Dataset rows describing interfaces:
######
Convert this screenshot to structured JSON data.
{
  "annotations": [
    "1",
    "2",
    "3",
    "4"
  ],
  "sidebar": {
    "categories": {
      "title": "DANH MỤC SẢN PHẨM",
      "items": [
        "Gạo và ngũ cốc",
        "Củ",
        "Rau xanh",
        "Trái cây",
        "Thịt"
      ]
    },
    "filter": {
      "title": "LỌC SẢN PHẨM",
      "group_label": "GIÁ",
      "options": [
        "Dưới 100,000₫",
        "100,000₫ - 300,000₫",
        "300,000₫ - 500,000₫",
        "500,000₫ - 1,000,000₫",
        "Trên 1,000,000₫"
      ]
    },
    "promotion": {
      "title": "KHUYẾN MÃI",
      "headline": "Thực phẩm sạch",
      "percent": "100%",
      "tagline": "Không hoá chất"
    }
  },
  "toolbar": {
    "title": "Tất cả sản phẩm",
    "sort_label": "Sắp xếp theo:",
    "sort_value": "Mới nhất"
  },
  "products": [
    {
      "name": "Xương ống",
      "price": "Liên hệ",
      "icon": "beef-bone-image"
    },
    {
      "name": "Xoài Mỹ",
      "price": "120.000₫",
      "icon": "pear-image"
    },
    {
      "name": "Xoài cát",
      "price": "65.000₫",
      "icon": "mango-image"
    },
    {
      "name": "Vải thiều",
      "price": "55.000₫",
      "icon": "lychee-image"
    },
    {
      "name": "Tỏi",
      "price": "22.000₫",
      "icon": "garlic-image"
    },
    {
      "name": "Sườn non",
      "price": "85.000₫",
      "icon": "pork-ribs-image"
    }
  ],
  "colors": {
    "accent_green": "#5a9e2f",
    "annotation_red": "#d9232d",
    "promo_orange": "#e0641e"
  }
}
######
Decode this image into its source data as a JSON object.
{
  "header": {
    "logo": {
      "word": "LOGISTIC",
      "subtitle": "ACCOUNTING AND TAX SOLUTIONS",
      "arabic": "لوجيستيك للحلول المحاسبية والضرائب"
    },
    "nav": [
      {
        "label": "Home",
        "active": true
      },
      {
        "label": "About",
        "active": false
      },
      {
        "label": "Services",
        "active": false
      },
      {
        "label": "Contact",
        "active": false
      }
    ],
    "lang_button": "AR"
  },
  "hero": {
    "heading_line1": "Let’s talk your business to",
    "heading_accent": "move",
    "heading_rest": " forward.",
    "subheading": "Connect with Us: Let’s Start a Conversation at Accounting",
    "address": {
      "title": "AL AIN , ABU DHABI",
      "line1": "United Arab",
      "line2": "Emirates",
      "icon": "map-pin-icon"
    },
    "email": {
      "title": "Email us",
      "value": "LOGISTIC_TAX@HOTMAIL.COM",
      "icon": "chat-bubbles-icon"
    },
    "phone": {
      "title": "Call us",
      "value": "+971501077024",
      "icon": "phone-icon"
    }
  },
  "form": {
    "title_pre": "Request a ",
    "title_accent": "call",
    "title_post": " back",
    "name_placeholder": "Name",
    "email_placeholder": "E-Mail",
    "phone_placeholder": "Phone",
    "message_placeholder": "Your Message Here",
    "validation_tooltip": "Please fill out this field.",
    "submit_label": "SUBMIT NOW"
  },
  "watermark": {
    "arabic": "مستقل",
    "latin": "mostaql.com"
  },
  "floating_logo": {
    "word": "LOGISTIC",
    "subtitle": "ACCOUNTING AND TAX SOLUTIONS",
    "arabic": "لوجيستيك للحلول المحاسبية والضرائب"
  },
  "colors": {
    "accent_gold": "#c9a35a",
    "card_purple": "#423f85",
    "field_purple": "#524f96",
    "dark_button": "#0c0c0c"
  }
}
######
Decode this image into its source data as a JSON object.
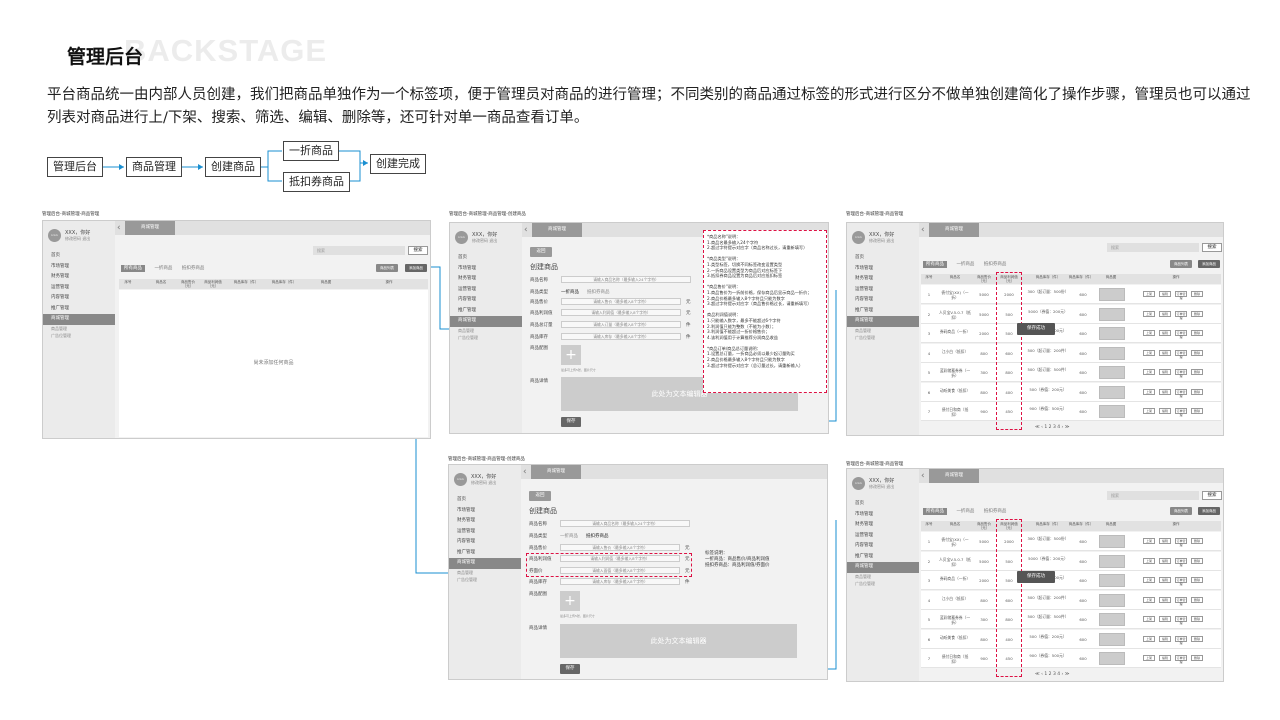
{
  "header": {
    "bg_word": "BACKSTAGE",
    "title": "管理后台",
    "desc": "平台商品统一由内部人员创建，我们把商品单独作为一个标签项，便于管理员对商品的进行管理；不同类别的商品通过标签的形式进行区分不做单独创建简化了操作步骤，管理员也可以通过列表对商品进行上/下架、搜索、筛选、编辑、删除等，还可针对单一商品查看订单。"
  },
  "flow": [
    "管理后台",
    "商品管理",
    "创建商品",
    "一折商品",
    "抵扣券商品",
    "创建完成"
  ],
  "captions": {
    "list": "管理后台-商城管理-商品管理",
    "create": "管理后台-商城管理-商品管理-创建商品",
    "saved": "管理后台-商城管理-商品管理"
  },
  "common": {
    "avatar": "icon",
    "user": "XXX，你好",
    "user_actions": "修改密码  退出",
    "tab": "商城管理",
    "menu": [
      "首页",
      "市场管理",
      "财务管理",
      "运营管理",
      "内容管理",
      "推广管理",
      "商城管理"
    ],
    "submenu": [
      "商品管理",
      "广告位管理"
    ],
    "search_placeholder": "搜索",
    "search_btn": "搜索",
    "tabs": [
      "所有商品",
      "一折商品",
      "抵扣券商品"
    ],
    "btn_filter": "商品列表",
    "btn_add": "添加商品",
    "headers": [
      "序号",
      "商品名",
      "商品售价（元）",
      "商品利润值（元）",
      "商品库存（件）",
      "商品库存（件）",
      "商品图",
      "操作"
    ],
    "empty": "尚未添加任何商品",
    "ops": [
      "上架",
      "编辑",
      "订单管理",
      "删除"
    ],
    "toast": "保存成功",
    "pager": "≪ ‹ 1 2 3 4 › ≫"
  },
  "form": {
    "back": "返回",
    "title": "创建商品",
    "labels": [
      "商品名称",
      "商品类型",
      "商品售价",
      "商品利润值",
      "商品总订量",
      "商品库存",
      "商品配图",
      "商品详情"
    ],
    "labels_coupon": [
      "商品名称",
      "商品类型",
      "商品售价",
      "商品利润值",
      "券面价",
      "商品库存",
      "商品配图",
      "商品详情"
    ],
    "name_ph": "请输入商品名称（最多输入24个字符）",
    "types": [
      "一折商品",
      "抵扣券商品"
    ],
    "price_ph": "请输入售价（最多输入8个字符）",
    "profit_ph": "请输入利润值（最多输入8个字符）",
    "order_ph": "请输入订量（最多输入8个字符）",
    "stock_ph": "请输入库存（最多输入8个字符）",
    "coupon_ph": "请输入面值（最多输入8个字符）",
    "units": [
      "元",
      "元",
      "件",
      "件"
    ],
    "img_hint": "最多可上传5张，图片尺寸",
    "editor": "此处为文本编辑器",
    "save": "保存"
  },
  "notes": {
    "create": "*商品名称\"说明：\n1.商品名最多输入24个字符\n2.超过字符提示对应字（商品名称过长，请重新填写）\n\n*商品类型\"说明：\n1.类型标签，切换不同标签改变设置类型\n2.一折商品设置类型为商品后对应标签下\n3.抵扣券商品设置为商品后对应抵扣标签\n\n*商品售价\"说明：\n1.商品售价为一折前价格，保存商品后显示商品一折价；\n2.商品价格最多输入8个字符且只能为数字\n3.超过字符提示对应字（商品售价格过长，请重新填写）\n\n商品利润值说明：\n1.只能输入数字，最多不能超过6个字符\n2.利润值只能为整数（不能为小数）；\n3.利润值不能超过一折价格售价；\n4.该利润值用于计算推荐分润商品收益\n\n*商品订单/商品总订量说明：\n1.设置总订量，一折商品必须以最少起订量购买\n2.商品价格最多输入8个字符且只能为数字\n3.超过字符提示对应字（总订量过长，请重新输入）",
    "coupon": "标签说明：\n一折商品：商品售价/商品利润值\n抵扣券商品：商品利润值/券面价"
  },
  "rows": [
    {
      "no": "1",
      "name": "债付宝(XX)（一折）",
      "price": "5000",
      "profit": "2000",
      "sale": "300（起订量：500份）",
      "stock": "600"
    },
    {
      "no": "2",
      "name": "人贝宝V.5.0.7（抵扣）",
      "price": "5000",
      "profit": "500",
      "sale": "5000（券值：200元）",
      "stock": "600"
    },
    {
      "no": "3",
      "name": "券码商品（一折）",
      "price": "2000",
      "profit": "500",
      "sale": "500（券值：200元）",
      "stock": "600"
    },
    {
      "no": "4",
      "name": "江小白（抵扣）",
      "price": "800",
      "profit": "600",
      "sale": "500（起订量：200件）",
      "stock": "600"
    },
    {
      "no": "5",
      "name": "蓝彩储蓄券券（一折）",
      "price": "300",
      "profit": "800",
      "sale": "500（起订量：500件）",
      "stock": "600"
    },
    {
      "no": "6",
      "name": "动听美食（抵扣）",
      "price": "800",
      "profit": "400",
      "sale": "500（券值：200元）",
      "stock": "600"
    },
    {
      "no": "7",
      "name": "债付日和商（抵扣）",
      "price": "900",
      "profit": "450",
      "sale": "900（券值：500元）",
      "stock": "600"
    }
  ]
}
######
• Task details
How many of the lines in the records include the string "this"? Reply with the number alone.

• Task output
4